BACK IN TUEBINGEN IN NOVEMBER FOR TUEBINGEN/DURHAM 30TH ANNIVERSARY ANTHOLOGY LAUNCH

BACK IN TUEBINGEN IN NOVEMBER FOR TUEBINGEN/DURHAM 30TH ANNIVERSARY ANTHOLOGY LAUNCH

12.9.14

THOMAS SPENCE BICENTENARY



























SPEECH BY DR KEITH ARMSTRONG FOR HERITAGE OPEN DAYS’ COMMEMORATION OF THE BICENTENARY OF THE DEATH OF THOMAS SPENCE  AT THE SPENCE PLAQUE, BROAD GARTH, NEWCASTLE UPON TYNE, THURSDAY 11TH SEPTEMBER 2014:

On behalf of The Thomas Spence Trust and Hertiage Open Days, I’m delighted to welcome you here to mark the 150th anniversay of the death of that great free spirit, utopian writer, land reformer and courageous pioneering campaigner for the rights of men and women, Thomas Spence. Myself and other members of our Trust campaigned for well over 10 years for some kind of memorial to Tom Spence and it is with great pride that we gather here today.
We know that Spence was born on the Quayside on June 21st 1750. We know that his father Jeremiah made fishing nets and sold hardware from a booth on Sandhill and his mother Margaret kept a stocking stall, also on Sandhill, but it has not been possible, all these years on, to pinpoint the exact location of Thomas Spence’s birthplace, which is why this plaque was installed here at Broad Garth, the site of his school room and debating society and where he actually came to blows with Thomas Bewick because of a dispute over the contentious matter of property. Bewick gave Spence a beating with cudgels on that occasion but, surprisingly enough, they remained lifelong friends. As Bewick said of Spence: ‘He was one of the warmest Philanthropists in the world and the happiness of Mankind seemed, with him, to absorb every other consideration.’
In these days of bland career politicians, Spence stands out as an example of a free spirit, prepared to go to prison for his principles - the principles of grass roots freedom, community and democracy, for the human rights of people all over the world.
Spence mobilised politically in taverns in Newcastle and later in London. That is why this evening you are all invited to join us across the road in the Red House on Newcastle’s Quayside to raise a glass for Tom and to hear poems and songs in his honour. 
This plaque puts Thomas Spence on the map for all of those pilgrims who hold human rights and political freedoms dear. It does not trap his free spirit rather it gives his life and work fresh wings.
Thanks for coming this afternoon.

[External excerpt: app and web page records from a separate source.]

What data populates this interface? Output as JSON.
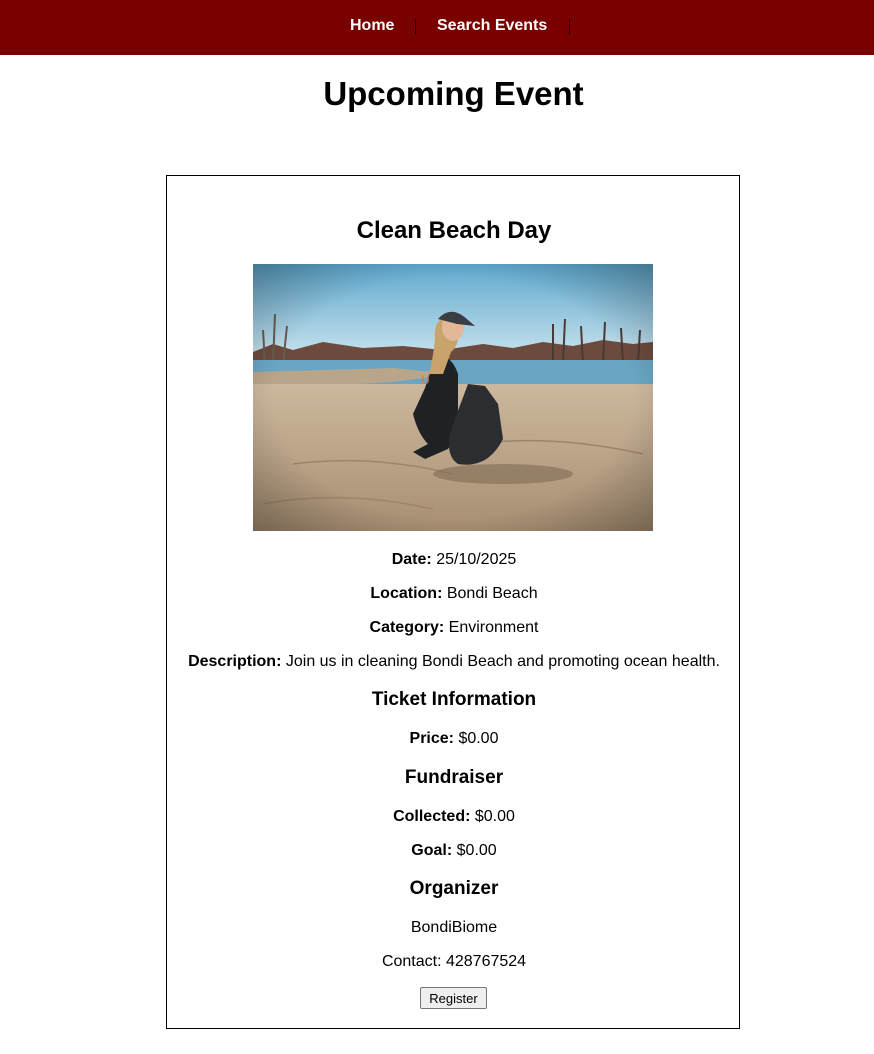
{
  "nav": {
    "home_label": "Home",
    "search_label": "Search Events",
    "bg_color": "#7a0000"
  },
  "page": {
    "title": "Upcoming Event"
  },
  "event": {
    "name": "Clean Beach Day",
    "image_alt": "Person collecting litter on a beach",
    "date_label": "Date:",
    "date_value": "25/10/2025",
    "location_label": "Location:",
    "location_value": "Bondi Beach",
    "category_label": "Category:",
    "category_value": "Environment",
    "description_label": "Description:",
    "description_value": "Join us in cleaning Bondi Beach and promoting ocean health.",
    "ticket_heading": "Ticket Information",
    "price_label": "Price:",
    "price_value": "$0.00",
    "fundraiser_heading": "Fundraiser",
    "collected_label": "Collected:",
    "collected_value": "$0.00",
    "goal_label": "Goal:",
    "goal_value": "$0.00",
    "organizer_heading": "Organizer",
    "organizer_name": "BondiBiome",
    "contact_text": "Contact: 428767524",
    "register_label": "Register"
  }
}
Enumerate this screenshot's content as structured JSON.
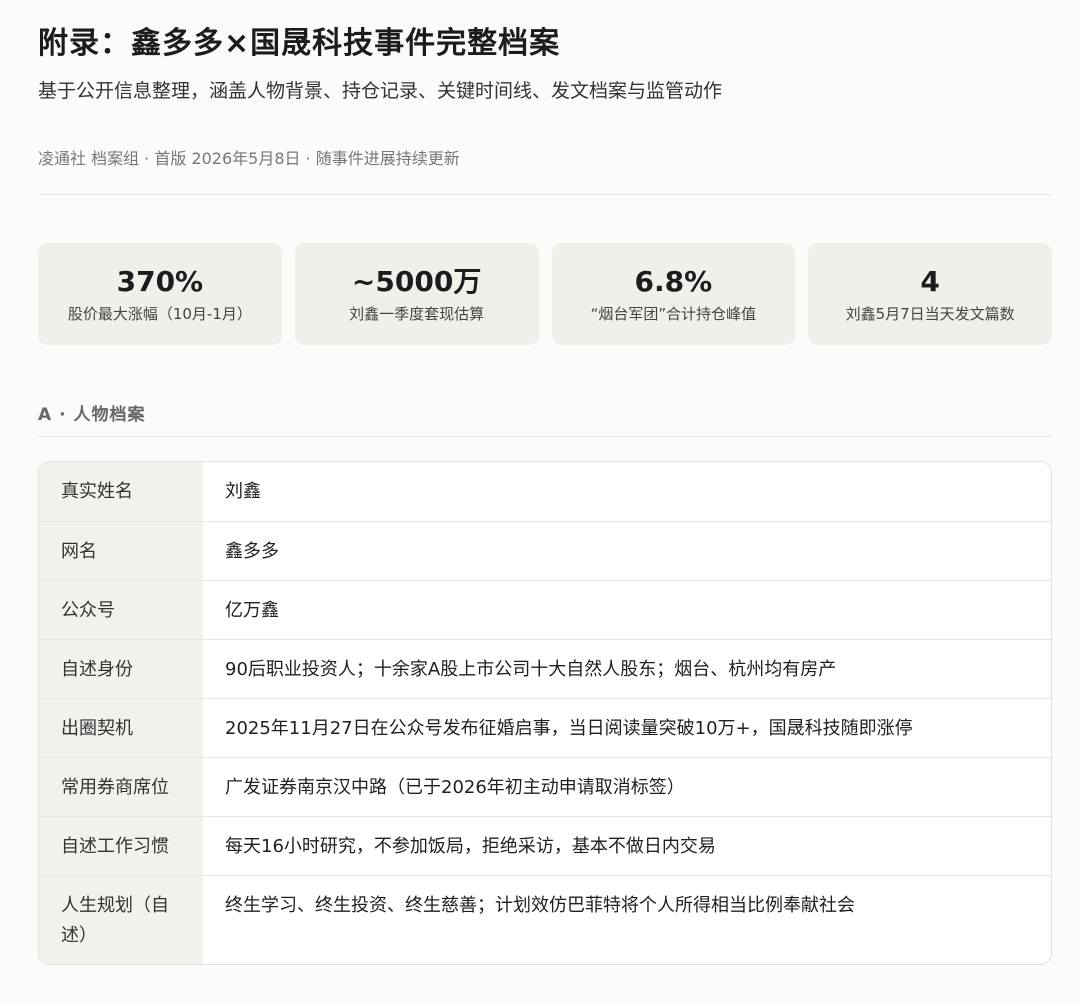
{
  "header": {
    "title": "附录：鑫多多×国晟科技事件完整档案",
    "subtitle": "基于公开信息整理，涵盖人物背景、持仓记录、关键时间线、发文档案与监管动作",
    "byline": "凌通社 档案组 · 首版 2026年5月8日 · 随事件进展持续更新"
  },
  "stats": [
    {
      "value": "370%",
      "label": "股价最大涨幅（10月-1月）"
    },
    {
      "value": "~5000万",
      "label": "刘鑫一季度套现估算"
    },
    {
      "value": "6.8%",
      "label": "“烟台军团”合计持仓峰值"
    },
    {
      "value": "4",
      "label": "刘鑫5月7日当天发文篇数"
    }
  ],
  "section_a": {
    "title": "A · 人物档案",
    "rows": [
      {
        "key": "真实姓名",
        "value": "刘鑫"
      },
      {
        "key": "网名",
        "value": "鑫多多"
      },
      {
        "key": "公众号",
        "value": "亿万鑫"
      },
      {
        "key": "自述身份",
        "value": "90后职业投资人；十余家A股上市公司十大自然人股东；烟台、杭州均有房产"
      },
      {
        "key": "出圈契机",
        "value": "2025年11月27日在公众号发布征婚启事，当日阅读量突破10万+，国晟科技随即涨停"
      },
      {
        "key": "常用券商席位",
        "value": "广发证券南京汉中路（已于2026年初主动申请取消标签）"
      },
      {
        "key": "自述工作习惯",
        "value": "每天16小时研究，不参加饭局，拒绝采访，基本不做日内交易"
      },
      {
        "key": "人生规划（自述）",
        "value": "终生学习、终生投资、终生慈善；计划效仿巴菲特将个人所得相当比例奉献社会"
      }
    ]
  }
}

FOLK SONG FOR THOMAS SPENCE

(1750-1814)


Down by the old Quayside,
I heard a young man cry,
among the nets and ships he made his way.
As the keelboats buzzed along,
he sang a seagull’s song;
he cried out for the Rights of you and me.

Oh lads, that man was Thomas Spence,
he gave up all his life
just to be free.
Up and down the cobbled Side,
struggling on through the Broad Chare,
he shouted out his wares
for you and me.

Oh lads, you should have seen him gan,
he was a man the likes you rarely see.
With a pamphlet in his hand,
and a poem at his command,
he haunts the Quayside still
and his words sing.

His folks they both were Scots,
sold socks and fishing nets,
through the Fog on the Tyne they plied their trade.
In this theatre of life,
the crying and the strife,
they tried to be decent and be strong.

Oh lads, that man was Thomas Spence,
he gave up all his life
just to be free.
Up and down the cobbled Side,
struggling on through the Broad Chare,
he shouted out his wares
for you and me.

Oh lads, you should have seen him gan,
he was a man the likes you rarely see.
With a pamphlet in his hand,
and a poem at his command,
he haunts the Quayside still
and his words sing.


KEITH ARMSTRONG




(from the music-theatre piece ‘Pigs' Meat’ written for Bruvvers Theatre Company)







the jingling geordie

My photo
whitley bay, tyne and wear, United Kingdom
poet and raconteur